*** Block opens ***

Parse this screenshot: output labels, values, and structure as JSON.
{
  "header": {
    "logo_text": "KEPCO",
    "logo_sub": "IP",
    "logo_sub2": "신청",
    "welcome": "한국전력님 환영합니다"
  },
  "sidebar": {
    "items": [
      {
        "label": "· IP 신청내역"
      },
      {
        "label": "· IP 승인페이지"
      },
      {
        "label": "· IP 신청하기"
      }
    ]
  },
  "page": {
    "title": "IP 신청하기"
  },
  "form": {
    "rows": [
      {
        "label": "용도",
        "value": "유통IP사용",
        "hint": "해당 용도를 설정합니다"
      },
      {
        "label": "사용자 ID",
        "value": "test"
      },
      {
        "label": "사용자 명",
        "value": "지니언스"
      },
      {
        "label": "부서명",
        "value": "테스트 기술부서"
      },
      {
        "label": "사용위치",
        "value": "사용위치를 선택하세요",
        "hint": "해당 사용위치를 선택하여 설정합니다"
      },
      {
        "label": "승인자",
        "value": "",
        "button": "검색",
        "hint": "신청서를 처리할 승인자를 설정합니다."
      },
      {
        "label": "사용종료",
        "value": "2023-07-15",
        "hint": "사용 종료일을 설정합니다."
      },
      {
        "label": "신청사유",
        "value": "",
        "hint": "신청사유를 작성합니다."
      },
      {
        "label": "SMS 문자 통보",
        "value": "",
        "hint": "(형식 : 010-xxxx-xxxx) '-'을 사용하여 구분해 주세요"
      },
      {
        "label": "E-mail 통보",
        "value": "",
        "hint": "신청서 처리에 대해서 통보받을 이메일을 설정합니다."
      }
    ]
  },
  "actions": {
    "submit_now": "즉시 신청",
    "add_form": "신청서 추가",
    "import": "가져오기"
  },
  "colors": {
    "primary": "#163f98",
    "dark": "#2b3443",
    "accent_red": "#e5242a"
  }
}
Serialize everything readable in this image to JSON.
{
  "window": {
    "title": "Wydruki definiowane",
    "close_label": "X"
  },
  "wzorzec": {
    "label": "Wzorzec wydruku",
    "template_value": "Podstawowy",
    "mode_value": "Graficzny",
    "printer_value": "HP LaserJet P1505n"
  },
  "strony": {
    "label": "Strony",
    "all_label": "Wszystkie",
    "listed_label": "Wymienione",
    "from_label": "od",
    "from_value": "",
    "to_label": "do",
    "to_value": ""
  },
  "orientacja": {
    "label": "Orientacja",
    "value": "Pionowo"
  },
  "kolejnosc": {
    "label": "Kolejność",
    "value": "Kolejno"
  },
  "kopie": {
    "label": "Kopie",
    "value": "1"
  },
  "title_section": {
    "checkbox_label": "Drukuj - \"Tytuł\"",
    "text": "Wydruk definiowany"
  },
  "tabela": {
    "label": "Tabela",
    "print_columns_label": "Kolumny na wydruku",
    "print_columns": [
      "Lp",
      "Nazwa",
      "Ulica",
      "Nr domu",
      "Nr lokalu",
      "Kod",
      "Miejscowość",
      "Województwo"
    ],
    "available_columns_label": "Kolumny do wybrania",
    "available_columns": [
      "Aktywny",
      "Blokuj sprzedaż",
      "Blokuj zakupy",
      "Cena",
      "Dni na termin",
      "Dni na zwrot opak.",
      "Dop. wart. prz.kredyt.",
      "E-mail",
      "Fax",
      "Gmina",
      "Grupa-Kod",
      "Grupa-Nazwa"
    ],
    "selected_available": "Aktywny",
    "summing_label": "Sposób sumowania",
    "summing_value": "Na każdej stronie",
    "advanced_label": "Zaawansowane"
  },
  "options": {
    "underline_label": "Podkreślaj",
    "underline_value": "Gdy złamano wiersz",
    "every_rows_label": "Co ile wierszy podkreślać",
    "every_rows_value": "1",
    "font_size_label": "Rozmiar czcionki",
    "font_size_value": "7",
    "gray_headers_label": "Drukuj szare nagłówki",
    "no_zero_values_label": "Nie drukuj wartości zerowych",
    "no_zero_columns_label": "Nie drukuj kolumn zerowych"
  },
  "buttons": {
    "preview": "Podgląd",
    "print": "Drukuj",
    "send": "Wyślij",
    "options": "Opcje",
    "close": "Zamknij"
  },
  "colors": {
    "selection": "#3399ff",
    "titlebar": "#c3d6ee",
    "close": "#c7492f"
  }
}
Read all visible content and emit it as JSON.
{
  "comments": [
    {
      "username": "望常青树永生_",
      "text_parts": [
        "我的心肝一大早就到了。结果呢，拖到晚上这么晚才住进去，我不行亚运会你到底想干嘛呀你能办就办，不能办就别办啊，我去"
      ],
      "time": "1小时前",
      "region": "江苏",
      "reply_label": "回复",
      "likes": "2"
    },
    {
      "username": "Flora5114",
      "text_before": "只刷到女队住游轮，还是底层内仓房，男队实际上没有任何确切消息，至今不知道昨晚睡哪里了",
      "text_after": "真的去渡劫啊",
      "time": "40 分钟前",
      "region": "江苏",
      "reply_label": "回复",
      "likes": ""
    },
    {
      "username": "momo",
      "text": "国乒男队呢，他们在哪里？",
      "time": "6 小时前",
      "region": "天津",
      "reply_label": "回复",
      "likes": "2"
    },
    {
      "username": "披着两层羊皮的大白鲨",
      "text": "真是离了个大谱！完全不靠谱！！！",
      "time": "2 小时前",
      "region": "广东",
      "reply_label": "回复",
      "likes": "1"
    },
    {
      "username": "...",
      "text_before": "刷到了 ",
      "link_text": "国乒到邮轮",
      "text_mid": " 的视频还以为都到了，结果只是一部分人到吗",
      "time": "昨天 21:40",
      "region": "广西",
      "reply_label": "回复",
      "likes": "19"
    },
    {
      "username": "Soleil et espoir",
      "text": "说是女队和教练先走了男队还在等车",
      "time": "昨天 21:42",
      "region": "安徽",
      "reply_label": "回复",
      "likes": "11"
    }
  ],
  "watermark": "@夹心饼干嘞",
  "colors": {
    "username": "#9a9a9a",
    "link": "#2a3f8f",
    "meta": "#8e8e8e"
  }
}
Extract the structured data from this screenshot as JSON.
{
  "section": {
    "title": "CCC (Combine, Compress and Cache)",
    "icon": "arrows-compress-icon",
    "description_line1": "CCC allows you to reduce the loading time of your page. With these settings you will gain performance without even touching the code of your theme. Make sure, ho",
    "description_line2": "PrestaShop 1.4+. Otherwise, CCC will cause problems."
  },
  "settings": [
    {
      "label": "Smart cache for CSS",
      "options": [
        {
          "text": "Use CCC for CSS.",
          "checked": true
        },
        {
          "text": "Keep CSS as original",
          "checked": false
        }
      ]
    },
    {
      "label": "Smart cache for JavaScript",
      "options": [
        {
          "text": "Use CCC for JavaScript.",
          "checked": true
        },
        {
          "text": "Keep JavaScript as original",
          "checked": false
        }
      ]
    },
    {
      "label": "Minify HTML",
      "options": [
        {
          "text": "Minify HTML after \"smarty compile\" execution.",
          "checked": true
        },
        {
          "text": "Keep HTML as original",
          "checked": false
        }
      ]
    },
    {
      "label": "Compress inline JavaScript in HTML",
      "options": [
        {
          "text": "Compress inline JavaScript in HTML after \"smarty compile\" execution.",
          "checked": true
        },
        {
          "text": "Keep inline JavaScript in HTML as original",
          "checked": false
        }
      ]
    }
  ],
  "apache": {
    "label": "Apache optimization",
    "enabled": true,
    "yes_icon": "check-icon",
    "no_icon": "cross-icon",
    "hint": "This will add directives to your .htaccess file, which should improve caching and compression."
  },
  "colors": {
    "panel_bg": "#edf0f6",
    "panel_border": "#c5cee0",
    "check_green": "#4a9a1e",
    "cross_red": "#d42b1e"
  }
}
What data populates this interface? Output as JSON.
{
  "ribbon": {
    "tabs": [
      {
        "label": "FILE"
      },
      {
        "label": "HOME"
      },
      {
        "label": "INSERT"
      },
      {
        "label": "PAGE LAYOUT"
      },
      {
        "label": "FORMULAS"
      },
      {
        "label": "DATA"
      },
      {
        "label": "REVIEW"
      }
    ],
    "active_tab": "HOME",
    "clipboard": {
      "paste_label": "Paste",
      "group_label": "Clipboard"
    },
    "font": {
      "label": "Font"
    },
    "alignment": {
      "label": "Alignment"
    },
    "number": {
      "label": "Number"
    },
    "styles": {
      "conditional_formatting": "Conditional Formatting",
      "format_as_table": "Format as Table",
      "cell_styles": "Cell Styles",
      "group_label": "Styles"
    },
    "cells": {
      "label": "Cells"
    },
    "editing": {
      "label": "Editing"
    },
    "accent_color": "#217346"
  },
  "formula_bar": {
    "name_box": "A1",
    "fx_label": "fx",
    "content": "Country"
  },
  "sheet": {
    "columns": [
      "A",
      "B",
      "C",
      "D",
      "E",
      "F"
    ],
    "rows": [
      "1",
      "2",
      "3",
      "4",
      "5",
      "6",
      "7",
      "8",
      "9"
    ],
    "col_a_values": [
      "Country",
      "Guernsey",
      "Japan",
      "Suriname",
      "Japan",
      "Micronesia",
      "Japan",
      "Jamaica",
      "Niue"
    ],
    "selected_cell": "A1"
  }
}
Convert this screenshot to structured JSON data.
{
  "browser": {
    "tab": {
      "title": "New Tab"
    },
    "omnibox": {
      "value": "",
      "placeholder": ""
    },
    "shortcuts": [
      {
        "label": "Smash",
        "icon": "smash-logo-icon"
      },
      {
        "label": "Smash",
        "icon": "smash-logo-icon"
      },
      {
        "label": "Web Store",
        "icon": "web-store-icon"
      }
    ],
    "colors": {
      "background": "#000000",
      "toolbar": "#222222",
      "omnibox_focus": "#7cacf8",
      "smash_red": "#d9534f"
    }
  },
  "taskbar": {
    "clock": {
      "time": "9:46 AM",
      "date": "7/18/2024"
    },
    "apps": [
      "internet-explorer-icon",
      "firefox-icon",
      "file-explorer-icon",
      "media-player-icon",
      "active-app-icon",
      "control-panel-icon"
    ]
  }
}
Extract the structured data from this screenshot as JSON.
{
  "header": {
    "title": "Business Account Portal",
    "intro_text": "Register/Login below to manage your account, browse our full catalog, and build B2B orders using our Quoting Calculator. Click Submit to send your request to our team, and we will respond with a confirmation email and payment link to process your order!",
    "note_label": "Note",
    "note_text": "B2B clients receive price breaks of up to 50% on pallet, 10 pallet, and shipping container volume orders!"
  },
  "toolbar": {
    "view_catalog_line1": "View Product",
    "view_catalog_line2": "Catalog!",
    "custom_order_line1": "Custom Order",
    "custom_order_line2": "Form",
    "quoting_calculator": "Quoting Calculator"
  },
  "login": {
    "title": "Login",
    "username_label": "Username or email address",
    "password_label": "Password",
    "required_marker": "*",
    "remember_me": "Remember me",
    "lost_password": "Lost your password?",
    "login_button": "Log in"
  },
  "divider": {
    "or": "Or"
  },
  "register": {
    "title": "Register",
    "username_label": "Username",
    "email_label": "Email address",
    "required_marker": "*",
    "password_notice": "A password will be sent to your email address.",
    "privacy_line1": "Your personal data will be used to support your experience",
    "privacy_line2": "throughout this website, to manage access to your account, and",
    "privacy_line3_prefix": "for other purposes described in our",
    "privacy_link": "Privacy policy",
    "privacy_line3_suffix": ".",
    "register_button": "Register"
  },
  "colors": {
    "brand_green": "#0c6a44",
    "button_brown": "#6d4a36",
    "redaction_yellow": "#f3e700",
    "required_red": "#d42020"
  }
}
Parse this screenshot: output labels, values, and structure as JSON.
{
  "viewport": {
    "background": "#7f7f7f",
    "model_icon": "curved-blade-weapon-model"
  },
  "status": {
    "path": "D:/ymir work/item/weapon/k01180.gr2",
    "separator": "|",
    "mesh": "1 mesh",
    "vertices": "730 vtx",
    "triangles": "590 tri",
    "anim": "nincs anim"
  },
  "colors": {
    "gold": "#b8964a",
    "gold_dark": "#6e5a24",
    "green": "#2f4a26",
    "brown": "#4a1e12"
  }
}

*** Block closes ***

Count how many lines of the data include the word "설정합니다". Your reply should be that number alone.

5